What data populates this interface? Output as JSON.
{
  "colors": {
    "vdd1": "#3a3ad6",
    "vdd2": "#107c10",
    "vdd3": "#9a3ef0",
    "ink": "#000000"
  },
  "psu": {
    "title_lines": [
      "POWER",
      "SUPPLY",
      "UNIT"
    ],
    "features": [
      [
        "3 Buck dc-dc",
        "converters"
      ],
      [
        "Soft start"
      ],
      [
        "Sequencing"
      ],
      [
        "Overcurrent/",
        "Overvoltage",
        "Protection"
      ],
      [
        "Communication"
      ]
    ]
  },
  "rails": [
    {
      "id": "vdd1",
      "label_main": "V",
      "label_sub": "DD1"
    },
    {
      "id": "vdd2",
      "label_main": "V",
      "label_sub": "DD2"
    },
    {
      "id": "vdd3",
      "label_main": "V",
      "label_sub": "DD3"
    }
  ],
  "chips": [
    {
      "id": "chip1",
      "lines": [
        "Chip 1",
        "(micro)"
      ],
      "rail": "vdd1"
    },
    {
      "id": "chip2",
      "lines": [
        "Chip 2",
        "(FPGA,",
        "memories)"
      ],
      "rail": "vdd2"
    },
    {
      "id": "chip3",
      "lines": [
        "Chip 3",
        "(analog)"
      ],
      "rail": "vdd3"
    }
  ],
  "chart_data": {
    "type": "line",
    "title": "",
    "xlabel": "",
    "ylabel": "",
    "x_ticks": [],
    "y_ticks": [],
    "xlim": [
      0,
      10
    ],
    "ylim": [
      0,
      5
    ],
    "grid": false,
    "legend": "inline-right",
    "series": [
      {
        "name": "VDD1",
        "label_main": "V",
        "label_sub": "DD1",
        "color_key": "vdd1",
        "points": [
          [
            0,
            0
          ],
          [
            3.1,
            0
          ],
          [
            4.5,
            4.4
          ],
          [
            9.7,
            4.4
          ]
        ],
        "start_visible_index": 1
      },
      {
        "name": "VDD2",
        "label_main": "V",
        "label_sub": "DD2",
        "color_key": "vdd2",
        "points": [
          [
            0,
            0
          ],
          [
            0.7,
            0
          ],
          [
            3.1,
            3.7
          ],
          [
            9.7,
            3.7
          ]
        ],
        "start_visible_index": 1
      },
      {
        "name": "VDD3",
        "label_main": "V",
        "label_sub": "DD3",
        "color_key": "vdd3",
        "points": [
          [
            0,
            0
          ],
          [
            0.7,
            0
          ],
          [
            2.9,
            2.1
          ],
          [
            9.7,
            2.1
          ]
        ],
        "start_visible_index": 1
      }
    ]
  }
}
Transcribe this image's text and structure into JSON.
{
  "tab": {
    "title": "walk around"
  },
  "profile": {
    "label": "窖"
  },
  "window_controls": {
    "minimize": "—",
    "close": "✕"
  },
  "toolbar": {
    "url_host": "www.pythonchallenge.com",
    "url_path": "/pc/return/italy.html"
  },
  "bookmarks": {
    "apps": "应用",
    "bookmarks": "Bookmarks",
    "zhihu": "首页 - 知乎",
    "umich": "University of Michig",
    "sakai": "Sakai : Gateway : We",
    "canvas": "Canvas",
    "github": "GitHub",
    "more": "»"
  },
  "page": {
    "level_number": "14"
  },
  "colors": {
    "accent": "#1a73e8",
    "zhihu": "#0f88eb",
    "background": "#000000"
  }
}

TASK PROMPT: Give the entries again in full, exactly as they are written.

THE COMPLETED TASK:
What data populates this interface? Output as JSON.
{
  "colors": {
    "vdd1": "#3a3ad6",
    "vdd2": "#107c10",
    "vdd3": "#9a3ef0",
    "ink": "#000000"
  },
  "psu": {
    "title_lines": [
      "POWER",
      "SUPPLY",
      "UNIT"
    ],
    "features": [
      [
        "3 Buck dc-dc",
        "converters"
      ],
      [
        "Soft start"
      ],
      [
        "Sequencing"
      ],
      [
        "Overcurrent/",
        "Overvoltage",
        "Protection"
      ],
      [
        "Communication"
      ]
    ]
  },
  "rails": [
    {
      "id": "vdd1",
      "label_main": "V",
      "label_sub": "DD1"
    },
    {
      "id": "vdd2",
      "label_main": "V",
      "label_sub": "DD2"
    },
    {
      "id": "vdd3",
      "label_main": "V",
      "label_sub": "DD3"
    }
  ],
  "chips": [
    {
      "id": "chip1",
      "lines": [
        "Chip 1",
        "(micro)"
      ],
      "rail": "vdd1"
    },
    {
      "id": "chip2",
      "lines": [
        "Chip 2",
        "(FPGA,",
        "memories)"
      ],
      "rail": "vdd2"
    },
    {
      "id": "chip3",
      "lines": [
        "Chip 3",
        "(analog)"
      ],
      "rail": "vdd3"
    }
  ],
  "chart_data": {
    "type": "line",
    "title": "",
    "xlabel": "",
    "ylabel": "",
    "x_ticks": [],
    "y_ticks": [],
    "xlim": [
      0,
      10
    ],
    "ylim": [
      0,
      5
    ],
    "grid": false,
    "legend": "inline-right",
    "series": [
      {
        "name": "VDD1",
        "label_main": "V",
        "label_sub": "DD1",
        "color_key": "vdd1",
        "points": [
          [
            0,
            0
          ],
          [
            3.1,
            0
          ],
          [
            4.5,
            4.4
          ],
          [
            9.7,
            4.4
          ]
        ],
        "start_visible_index": 1
      },
      {
        "name": "VDD2",
        "label_main": "V",
        "label_sub": "DD2",
        "color_key": "vdd2",
        "points": [
          [
            0,
            0
          ],
          [
            0.7,
            0
          ],
          [
            3.1,
            3.7
          ],
          [
            9.7,
            3.7
          ]
        ],
        "start_visible_index": 1
      },
      {
        "name": "VDD3",
        "label_main": "V",
        "label_sub": "DD3",
        "color_key": "vdd3",
        "points": [
          [
            0,
            0
          ],
          [
            0.7,
            0
          ],
          [
            2.9,
            2.1
          ],
          [
            9.7,
            2.1
          ]
        ],
        "start_visible_index": 1
      }
    ]
  }
}
Transcribe this image's text and structure into JSON.
{
  "tab": {
    "title": "walk around"
  },
  "profile": {
    "label": "窖"
  },
  "window_controls": {
    "minimize": "—",
    "close": "✕"
  },
  "toolbar": {
    "url_host": "www.pythonchallenge.com",
    "url_path": "/pc/return/italy.html"
  },
  "bookmarks": {
    "apps": "应用",
    "bookmarks": "Bookmarks",
    "zhihu": "首页 - 知乎",
    "umich": "University of Michig",
    "sakai": "Sakai : Gateway : We",
    "canvas": "Canvas",
    "github": "GitHub",
    "more": "»"
  },
  "page": {
    "level_number": "14"
  },
  "colors": {
    "accent": "#1a73e8",
    "zhihu": "#0f88eb",
    "background": "#000000"
  }
}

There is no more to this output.